The obvious reason that so many scientists endorse the theory of macroevolutionary process as the best explanation for life origins and development here on Earth is because they really believe such to be the case. But is that true, really? Is it possible that there's a lot more to the story than meets the eye? Wayne Friar, Ph.D., AIIA's Resource Associate for Science and Origins, says this: Polls have shown that about 40% of scientists acknowledge a supernatural power. But the majority of the scientific community, especially evolutionary leaders today, hold an atheistic worldview. As support for their anti-supernatural worldviews, these scientists need mechanisms for the origin of life, especially humans. Atheism needs evolution to escape from any implications regarding a creator. If one starts with Darwinism, certainly it is easy to escape from any obligation to God. Those opposed to their reasoning are branded as obscurantists who are trying to intrude religion into science.
Each year, 5 September, the birthday of India’s second president and eminent educationist, Sarvepalli Radhakrishnan, is celebrated as Teacher’s Day. The modern celebration follows a time-honoured tradition of recognizing spiritual and academic teachers during Guru Purnima, which falls on the full moon day in the lunar month of Ashada (July). Since the Industrial Revolution, in India and around the world, the tradition of home or community schooling—often centered on the teacher—has gradually been transformed into a human supply chain schooling system centered on the educational institution. As we move towards an information age, nations around the world are grappling with what the next transformation in education needs to be. The current challenge in India remains a 20th century challenge of quantity and quality for its primary and higher education systems.
Standing at the front of her classroom this past February, the public high-school English teacher Jana Rohrer wrote the words “American Flag” on the board and asked her ninth-grade students to tell her what came to their minds.
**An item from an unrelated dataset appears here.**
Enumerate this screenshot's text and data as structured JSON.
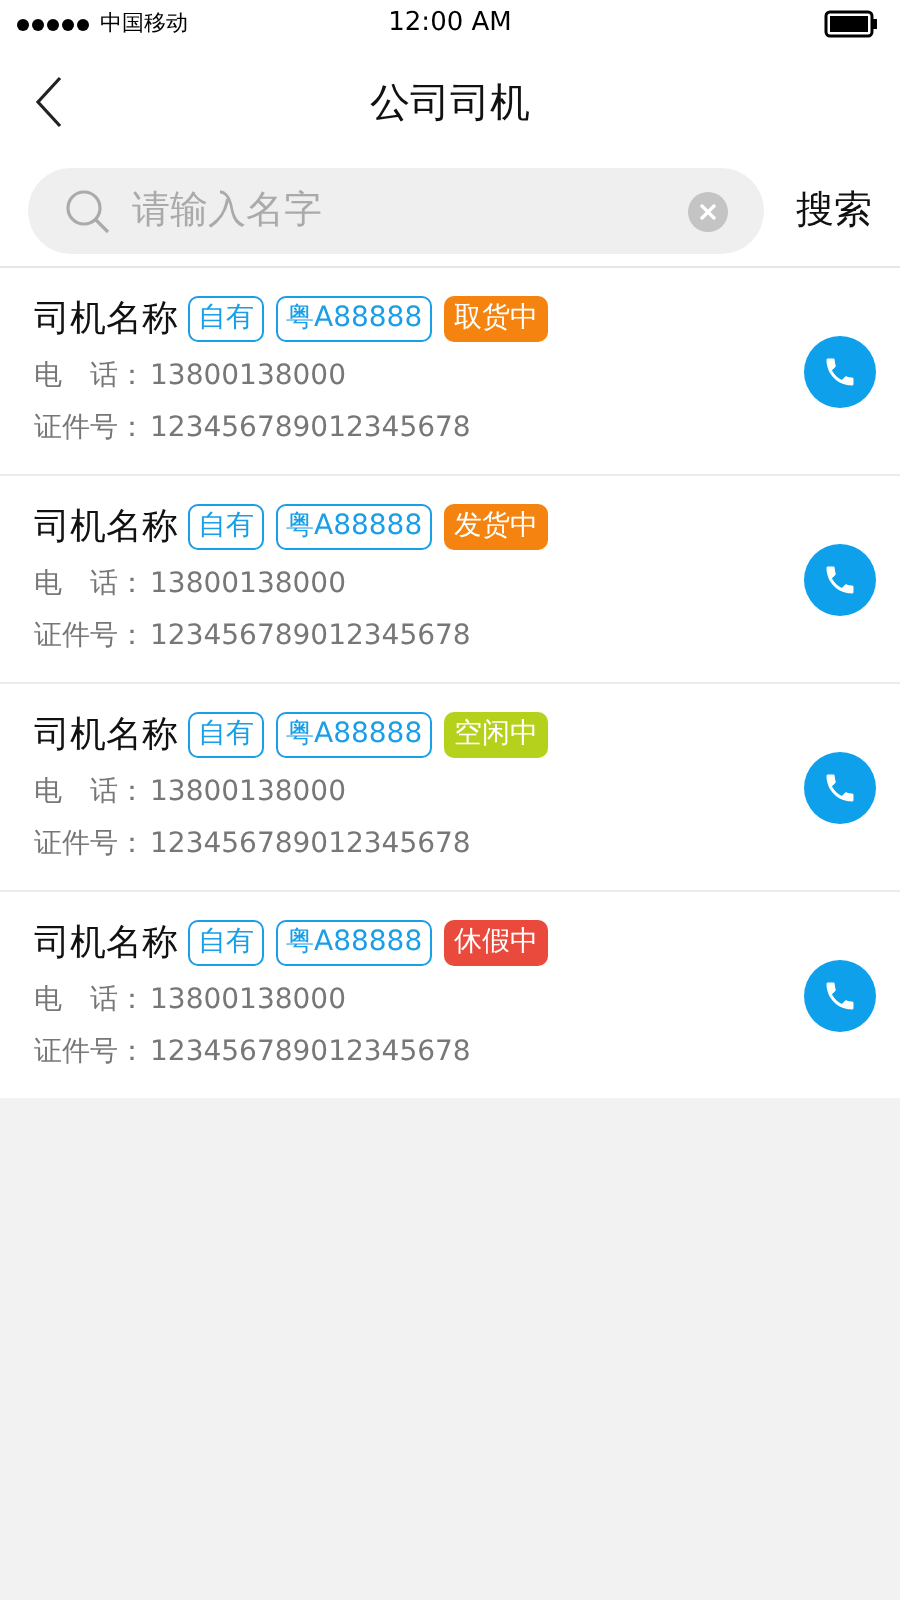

Over the past six years Rohrer has used the exercise as part of a lesson to help explain symbolism in Harper Lee’s classic To Kill a Mockingbird. And over the past six years, the students’ answers had become routine: Freedom. Independence. Patriotism. This time, there were new words mixed among the more familiar responses: Hate. Racism. Danger. “It was like when you hear a record scratch and the music stops,” said Rohrer, recalling the moment from the classroom exercise. “I was just floored.” Plenty has been written about the shifting relationship between the U.S. and its